JG: I guess so, but we don’t spend a lot of time worrying about what they’re doing. It’s a bit of a clichéd answer, but we think purely about what we need to do to deliver the best possible home listening experience. We’re very focused on one thing. We don’t do washing machines and TVs – we do audio.
The way I see it, there are two types of competition – there are those who are coming into multi-room streaming and there’s Bluetooth. More often or not, a customer is leaving [a store] with a Bluetooth speaker that’s not necessarily right for them.
Q: What’s Sonos’s approach to retail in the UK?
JG: Retail is a fantastically simple, but complex, business. I come from a retail background – I was at Amazon for seven-and-a-half years and before that, WH Smith. At Amazon, I was working in consumer electronics.
We see that the opportunity from people streaming music is huge and our approach is to partner with retailers to educate and inform all those people who, we think, should be listening to their music in a much better way. It’s a partnership to do that.
For us, the role of a retailer is to inform, educate and provide the best possible experience to their customer – we’re all about the experience.
If you go home and listen to Spotify through your laptop speakers, that’s criminal. We have to get people to realise there’s a better way
If we can find ways with retailers to deliver a better experience to people who are interested in audio, that’s exactly what we’ll do – whether it’s new displays, or staff training and education. Over half of our UK team is out there, on the road, talking to retailers.
We recently held a series of training workshops for about 200 installers and AV retailers. The majority of the training was on networking – it wasn’t specifically on Sonos. We see the AV specialist channel as a big area, moving into connected devices. It’s a huge opportunity for retailers. For independents, it’s a massive opportunity, because people’s home networks aren’t always as reliable as they want them to be. Even at its most simple level, troubleshooting networking problems is difficult. There’s a good opportunity for people who can help people with that and then bring [connected] devices into it…

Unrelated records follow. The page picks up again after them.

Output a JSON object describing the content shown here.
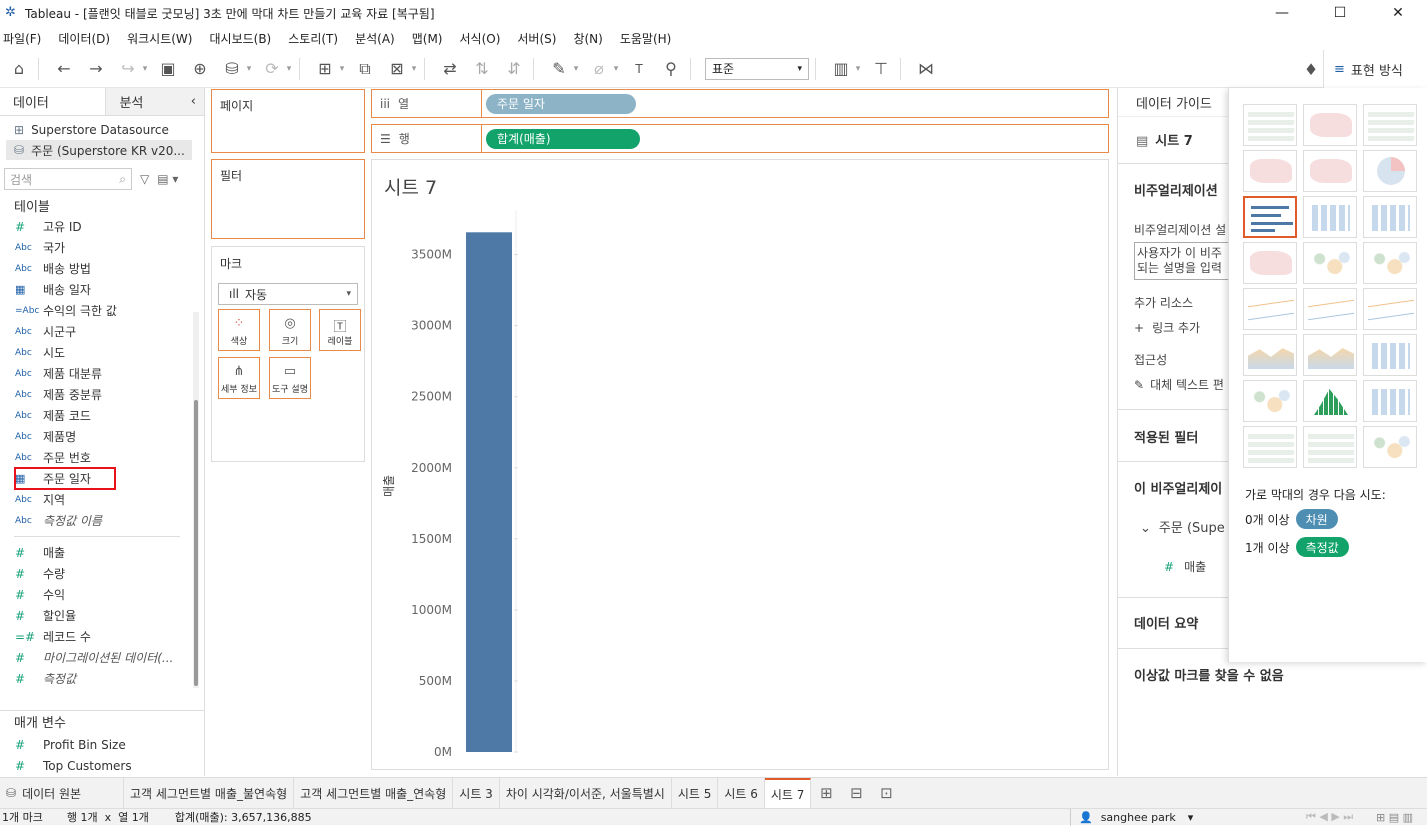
{
  "window": {
    "title": "Tableau - [플랜잇 태블로 굿모닝] 3초 만에 막대 차트 만들기 교육 자료 [복구됨]"
  },
  "menu": [
    "파일(F)",
    "데이터(D)",
    "워크시트(W)",
    "대시보드(B)",
    "스토리(T)",
    "분석(A)",
    "맵(M)",
    "서식(O)",
    "서버(S)",
    "창(N)",
    "도움말(H)"
  ],
  "toolbar": {
    "fit_select": "표준",
    "show_me_label": "표현 방식"
  },
  "data_pane": {
    "tab_data": "데이터",
    "tab_analysis": "분석",
    "datasources": [
      "Superstore Datasource",
      "주문 (Superstore KR v20..."
    ],
    "search_placeholder": "검색",
    "tables_label": "테이블",
    "dimensions": [
      {
        "icon": "#",
        "name": "고유 ID"
      },
      {
        "icon": "Abc",
        "name": "국가"
      },
      {
        "icon": "Abc",
        "name": "배송 방법"
      },
      {
        "icon": "cal",
        "name": "배송 일자"
      },
      {
        "icon": "=Abc",
        "name": "수익의 극한 값"
      },
      {
        "icon": "Abc",
        "name": "시군구"
      },
      {
        "icon": "Abc",
        "name": "시도"
      },
      {
        "icon": "Abc",
        "name": "제품 대분류"
      },
      {
        "icon": "Abc",
        "name": "제품 중분류"
      },
      {
        "icon": "Abc",
        "name": "제품 코드"
      },
      {
        "icon": "Abc",
        "name": "제품명"
      },
      {
        "icon": "Abc",
        "name": "주문 번호"
      },
      {
        "icon": "cal",
        "name": "주문 일자"
      },
      {
        "icon": "Abc",
        "name": "지역"
      },
      {
        "icon": "Abc",
        "name": "측정값 이름"
      }
    ],
    "measures": [
      {
        "icon": "#",
        "name": "매출"
      },
      {
        "icon": "#",
        "name": "수량"
      },
      {
        "icon": "#",
        "name": "수익"
      },
      {
        "icon": "#",
        "name": "할인율"
      },
      {
        "icon": "=#",
        "name": "레코드 수"
      },
      {
        "icon": "#",
        "name": "마이그레이션된 데이터(..."
      },
      {
        "icon": "#",
        "name": "측정값"
      }
    ],
    "params_label": "매개 변수",
    "params": [
      {
        "icon": "#",
        "name": "Profit Bin Size"
      },
      {
        "icon": "#",
        "name": "Top Customers"
      }
    ]
  },
  "shelves": {
    "pages": "페이지",
    "filters": "필터",
    "marks": "마크",
    "mark_type": "자동",
    "mark_buttons": [
      "색상",
      "크기",
      "레이블",
      "세부 정보",
      "도구 설명"
    ],
    "columns_label": "열",
    "rows_label": "행",
    "columns_pill": "주문 일자",
    "rows_pill": "합계(매출)"
  },
  "view": {
    "sheet_title": "시트 7"
  },
  "chart_data": {
    "type": "bar",
    "categories": [
      ""
    ],
    "values": [
      3657136885
    ],
    "ylabel": "매출",
    "ylim": [
      0,
      3800000000
    ],
    "yticks": [
      "0M",
      "500M",
      "1000M",
      "1500M",
      "2000M",
      "2500M",
      "3000M",
      "3500M"
    ],
    "color": "#4e79a7"
  },
  "guide": {
    "title": "데이터 가이드",
    "sheet": "시트 7",
    "viz_desc_title": "비주얼리제이션",
    "viz_desc_label": "비주얼리제이션 설",
    "viz_desc_box1": "사용자가 이 비주",
    "viz_desc_box2": "되는 설명을 입력",
    "extra_resources": "추가 리소스",
    "add_link": "링크 추가",
    "accessibility": "접근성",
    "alt_text": "대체 텍스트 편",
    "applied_filters": "적용된 필터",
    "this_viz": "이 비주얼리제이",
    "source_row": "주문 (Supe",
    "measure_row": "매출",
    "data_summary": "데이터 요약",
    "outliers": "이상값 마크를 찾을 수 없음"
  },
  "showme": {
    "hint": "가로 막대의 경우 다음 시도:",
    "row1_label": "0개 이상",
    "row1_chip": "차원",
    "row2_label": "1개 이상",
    "row2_chip": "측정값"
  },
  "sheet_tabs": [
    "데이터 원본",
    "고객 세그먼트별 매출_불연속형",
    "고객 세그먼트별 매출_연속형",
    "시트 3",
    "차이 시각화/이서준, 서울특별시",
    "시트 5",
    "시트 6",
    "시트 7"
  ],
  "status": {
    "marks": "1개 마크",
    "rowcol": "행 1개  x  열 1개",
    "sum": "합계(매출): 3,657,136,885",
    "user": "sanghee park"
  },
  "colors": {
    "accent": "#e05a2b",
    "bar": "#4e79a7",
    "dimension": "#1f5fa6",
    "measure": "#1aa37a"
  }
}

Q: Do you ever envisage a time when Sonos will open its own dedicated stores or shop-in-shops?
JG: Possibly – yes – if we think that’s the best way of getting the experience across. I don’t think we’ll ever get to the stage where we’ll have 20 or 30 products. Our goal is to deliver the best possible audio experience to a customer in the simplest way. If shop-in-shop is the best way of delivering an experience, then I couldn’t see why we wouldn’t do it. At the moment, a lot of our emphasis is on training and educating store staff – that’s huge for us.
Q: Where is the multi-room audio market heading in the future?
JG: I’m a great believer that history repeats itself – streaming music has grown enormously.
It’s quite hard to get a handle on how many people are streaming in the UK and how many are paying for it. We reckon there is something like five or six million people paying in some way for streaming.
When you think of that as a proportion of the population, it’s still quite small. We think that will grow, so that at some point in the not too distant future, it will be heading towards a billion people streaming globally.
At the moment, there’s a huge amount of innovation in the delivery to customers – Spotify, Deezer, Apple and Tidal – but there’s not much innovation from the labels and content side. There’s still much more innovation to come and we’re just at the start of it.